44. Sonmez M, Akagun T, Topbas M, Cobanoglu U, Sonmez B, Yilmaz M. Effect of pathologic fractures on survival in multiple myeloma patients: A case control study. J Exp Clin Cancer Res. 2008. 27: 11-
45. Swanson S, Patterson RB. The correlation between the psoas muscle/vertebral body ratio and the severity of peripheral artery disease. Ann Vasc Surg. 2015. 29: 520-5
46. Tatsui CE, Suki D, Rao G, Kim SS, Salaskar A, Hatiboglu MA. Factors affecting survival in 267 consecutive patients undergoing surgery for spinal metastasis from renal cell carcinoma. J Neurosurg Spine. 2014. 20: 108-16
47. Terpos E, Mihou D, Szydlo R, Tsimirika K, Karkantaris C, Politou M. The combination of intermediate doses of thalidomide with dexamethasone is an effective treatment for patients with refractory/relapsed multiple myeloma and normalizes abnormal bone remodeling, through the reduction of sRANKL/osteoprotegerin ratio. Leukemia. 2005. 19: 1969-76
48. Terpos E, Politou M, Rahemtulla A. New insights into the pathophysiology and management of bone disease in multiple myeloma. Br J Haematol. 2003. 123: 758-769
49. Tokuhashi Y, Matsuzaki H, Oda H, Oshima M, Ryu J. A revised scoring system for preoperative evaluation of metastatic spine tumor prognosis. Spine. 2005. 30: 2186-91
50. Tomita K, Kawahara N, Kobayashi T, Yoshida A, Murakami H, Akamaru T. Surgical strategy for spinal metastases. Spine. 2001. 26: 298-306
51. Vogel CL, Yanagihara RH, Wood AJ, Schnell FM, Henderson C, Kaplan BH. Safety and pain palliation of zoledronic acid in patients with breast cancer, prostate cancer, or multiple myeloma who previously received bisphosphonate therapy. Oncologist. 2004. 9: 687-95
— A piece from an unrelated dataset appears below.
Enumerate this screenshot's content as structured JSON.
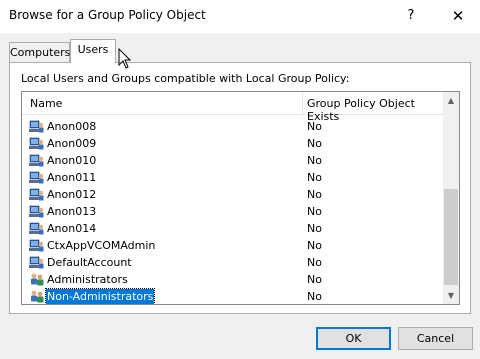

52. Waits SA, Kim EK, Terjimanian MN, Tishberg LM, Harbaugh CM, Sheetz KH. Morphometric age and mortality after liver transplant. JAMA Surg. 2014. 149: 335-40
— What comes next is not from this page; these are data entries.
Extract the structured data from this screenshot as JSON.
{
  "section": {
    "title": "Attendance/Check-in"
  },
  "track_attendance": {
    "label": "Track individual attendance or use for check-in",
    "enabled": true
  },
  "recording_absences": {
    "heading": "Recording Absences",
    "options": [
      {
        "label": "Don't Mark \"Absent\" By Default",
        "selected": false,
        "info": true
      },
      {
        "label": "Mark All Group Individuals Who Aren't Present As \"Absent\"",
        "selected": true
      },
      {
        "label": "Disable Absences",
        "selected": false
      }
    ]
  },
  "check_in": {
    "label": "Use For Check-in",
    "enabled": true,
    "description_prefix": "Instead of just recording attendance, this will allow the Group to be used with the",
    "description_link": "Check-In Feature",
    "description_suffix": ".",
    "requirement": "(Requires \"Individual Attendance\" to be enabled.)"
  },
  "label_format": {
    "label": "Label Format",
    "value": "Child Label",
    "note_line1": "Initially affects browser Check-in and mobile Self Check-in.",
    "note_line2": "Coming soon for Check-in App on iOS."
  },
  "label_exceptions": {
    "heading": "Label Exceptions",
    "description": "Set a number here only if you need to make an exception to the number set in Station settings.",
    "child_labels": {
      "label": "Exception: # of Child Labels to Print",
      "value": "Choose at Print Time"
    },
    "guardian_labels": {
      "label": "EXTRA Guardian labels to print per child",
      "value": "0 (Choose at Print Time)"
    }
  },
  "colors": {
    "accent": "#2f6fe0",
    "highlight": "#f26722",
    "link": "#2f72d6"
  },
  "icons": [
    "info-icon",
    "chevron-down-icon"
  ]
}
53. Zadnik PL, Goodwin CR, Karami KJ, Mehta AI, Amin AG, Groves ML. Outcomes following surgical intervention for impending and gross instability caused by multiple myeloma in the spinal column. J Neurosurg Spine. 2015. 22: 301-9
54. Zakaria HM, Basheer A, Boyce-Fappiano D, Elibe E, Schultz L, Lee I. Application of morphometric analysis to patients with lung cancer metastasis to the spine: A clinical study. Neurosurg Focus. 2016. 41: E12-
55. Zakaria HM, Basheer A, Boyce-Fappiano D, Elibe E, Schultz L, Lee I.editors. Application of morphometrics as a predictor for survival in patients with prostate cancer metastasis to the spine [abstract]. Joint Spine Section Annual Meeting. 2017. p.
56. Zakaria HM, Schultz L, Mossa-Basha F, Griffith B, Chang V. Morphometrics as a predictor of perioperative morbidity after lumbar spine surgery. Neurosurg Focus. 2015. 39: E5-